The Remai Modern’s incoming chief curator, Michelle Jacques, has been working in mainstream public art museums since the mid-’90s, and in those early days, she was one of the only Black curators working in Canadian public art museums.
“I’ve always thought a lot about how to shift the structures of the museum to make them equitable and accessible to everybody, because often I didn’t feel like I belonged in the museum even though I was working there,” Jacques told CBC’s Saskatoon Morning, as she discussed taking the reins of the museum of modern and contemporary art in Saskatoon.
Jacques was one of several Black curators who signed an open letter last fall calling for Black inclusion and the dismantling of racism in artistic spaces.
She said Black curators have knowledge and understanding about the systemic barriers that exist in museums.
“We come with a lot of skill about how to open up museums and make them accessible, not just for Black communities, but for all communities.”
There’s a long history of Black artists working in Canada, she said, and museums haven’t always been responsive to that work.
“There were times in the ’80s and ’90s in particular, when there was a real proliferation of Black artists working in Canada and, really, it seems as though for some of those artists, things became so difficult and there was so little uptake for their work that a lot of them don’t work anymore or they’re working in isolation and with little recognition of their work.”
An outsider’s perspective
Originally from Toronto, Jacques has spent the past eight years as the chief curator at the Art Gallery of Greater Victoria.
She said she’s aware that bringing someone in from the outside can be a challenge.
“It can often raise eyebrows and raise ire to hire outsiders,” she said.
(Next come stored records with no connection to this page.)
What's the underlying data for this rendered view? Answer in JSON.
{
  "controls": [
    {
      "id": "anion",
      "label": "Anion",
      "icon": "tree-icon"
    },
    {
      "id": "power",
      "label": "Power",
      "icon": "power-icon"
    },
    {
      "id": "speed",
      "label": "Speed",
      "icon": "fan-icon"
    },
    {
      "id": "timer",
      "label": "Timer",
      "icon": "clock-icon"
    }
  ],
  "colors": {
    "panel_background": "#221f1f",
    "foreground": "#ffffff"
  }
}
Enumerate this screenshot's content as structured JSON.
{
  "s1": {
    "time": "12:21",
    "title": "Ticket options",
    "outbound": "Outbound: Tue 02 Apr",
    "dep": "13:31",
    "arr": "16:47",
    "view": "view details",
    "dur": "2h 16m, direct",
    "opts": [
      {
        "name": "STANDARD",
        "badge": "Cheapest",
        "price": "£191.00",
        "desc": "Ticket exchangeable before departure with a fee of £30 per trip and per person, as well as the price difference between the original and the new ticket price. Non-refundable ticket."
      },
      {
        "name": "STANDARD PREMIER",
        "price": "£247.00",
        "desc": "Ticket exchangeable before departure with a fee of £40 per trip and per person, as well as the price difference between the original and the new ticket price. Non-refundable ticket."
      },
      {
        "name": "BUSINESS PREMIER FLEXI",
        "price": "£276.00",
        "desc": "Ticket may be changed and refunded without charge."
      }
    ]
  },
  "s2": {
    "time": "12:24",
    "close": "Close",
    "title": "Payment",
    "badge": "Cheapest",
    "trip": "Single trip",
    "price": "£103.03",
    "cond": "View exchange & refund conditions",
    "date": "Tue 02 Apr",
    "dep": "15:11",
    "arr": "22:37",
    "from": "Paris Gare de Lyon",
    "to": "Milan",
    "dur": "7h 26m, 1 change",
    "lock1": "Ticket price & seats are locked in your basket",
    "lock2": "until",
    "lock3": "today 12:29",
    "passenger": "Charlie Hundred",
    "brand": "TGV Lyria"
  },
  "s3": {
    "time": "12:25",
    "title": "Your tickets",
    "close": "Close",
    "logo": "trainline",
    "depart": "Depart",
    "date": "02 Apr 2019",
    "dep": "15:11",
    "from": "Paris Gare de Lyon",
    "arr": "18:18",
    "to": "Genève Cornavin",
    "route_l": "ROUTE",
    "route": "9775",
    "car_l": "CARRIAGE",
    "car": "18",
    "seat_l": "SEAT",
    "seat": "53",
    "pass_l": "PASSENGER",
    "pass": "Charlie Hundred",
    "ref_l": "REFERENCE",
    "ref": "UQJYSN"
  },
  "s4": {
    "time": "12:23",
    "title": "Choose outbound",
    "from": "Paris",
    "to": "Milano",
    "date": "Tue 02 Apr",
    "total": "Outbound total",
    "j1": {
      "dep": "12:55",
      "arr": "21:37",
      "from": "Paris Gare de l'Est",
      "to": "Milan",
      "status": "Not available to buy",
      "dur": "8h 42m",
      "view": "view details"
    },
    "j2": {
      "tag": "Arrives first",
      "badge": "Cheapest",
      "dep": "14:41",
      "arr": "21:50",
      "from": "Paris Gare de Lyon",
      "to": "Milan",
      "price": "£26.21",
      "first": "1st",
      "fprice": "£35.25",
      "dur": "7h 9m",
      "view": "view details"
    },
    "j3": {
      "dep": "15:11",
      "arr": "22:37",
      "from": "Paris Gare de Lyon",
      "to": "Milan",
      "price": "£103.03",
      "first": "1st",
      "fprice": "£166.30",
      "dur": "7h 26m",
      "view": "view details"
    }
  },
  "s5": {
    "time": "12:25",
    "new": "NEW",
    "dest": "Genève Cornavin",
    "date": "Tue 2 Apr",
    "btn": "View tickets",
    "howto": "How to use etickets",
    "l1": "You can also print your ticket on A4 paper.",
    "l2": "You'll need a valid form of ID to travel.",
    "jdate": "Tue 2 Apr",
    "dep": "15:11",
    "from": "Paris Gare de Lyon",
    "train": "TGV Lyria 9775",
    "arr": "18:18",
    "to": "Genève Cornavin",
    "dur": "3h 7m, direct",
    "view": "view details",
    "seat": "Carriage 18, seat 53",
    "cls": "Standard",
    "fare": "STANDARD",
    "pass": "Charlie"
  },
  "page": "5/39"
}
But she said she’s also worked in Toronto and Halifax as well as Victoria, and in all of those places she was committed to artists in the region where she was working.
“[I] really ground myself in finding out what is relevant to local audiences,” Jacques said. “So I think the balancing being from away and having a kind of outsider’s perspective, with an ability to situate myself in where I am, should be a positive thing for the way I approach my work at the Remai.”
She said she’s heard the arts community in Saskatchewan and Saskatoon is tight-knit and active — comparing it to the community in Toronto — and she said Saskatoon feels like a young city that’s growing and evolving.
“I’m really excited about that and understanding how the Remai and the work that I do there can contribute to that change and growth.”
She starts the position in Saskatoon in February.
For more stories about the experiences of Black Canadians — from anti-Black racism to success stories within the Black community — check out Being Black in Canada, a CBC project Black Canadians can be proud of. You can read more stories here.
RankTribe™ Black Business Directory News – Arts & Entertainment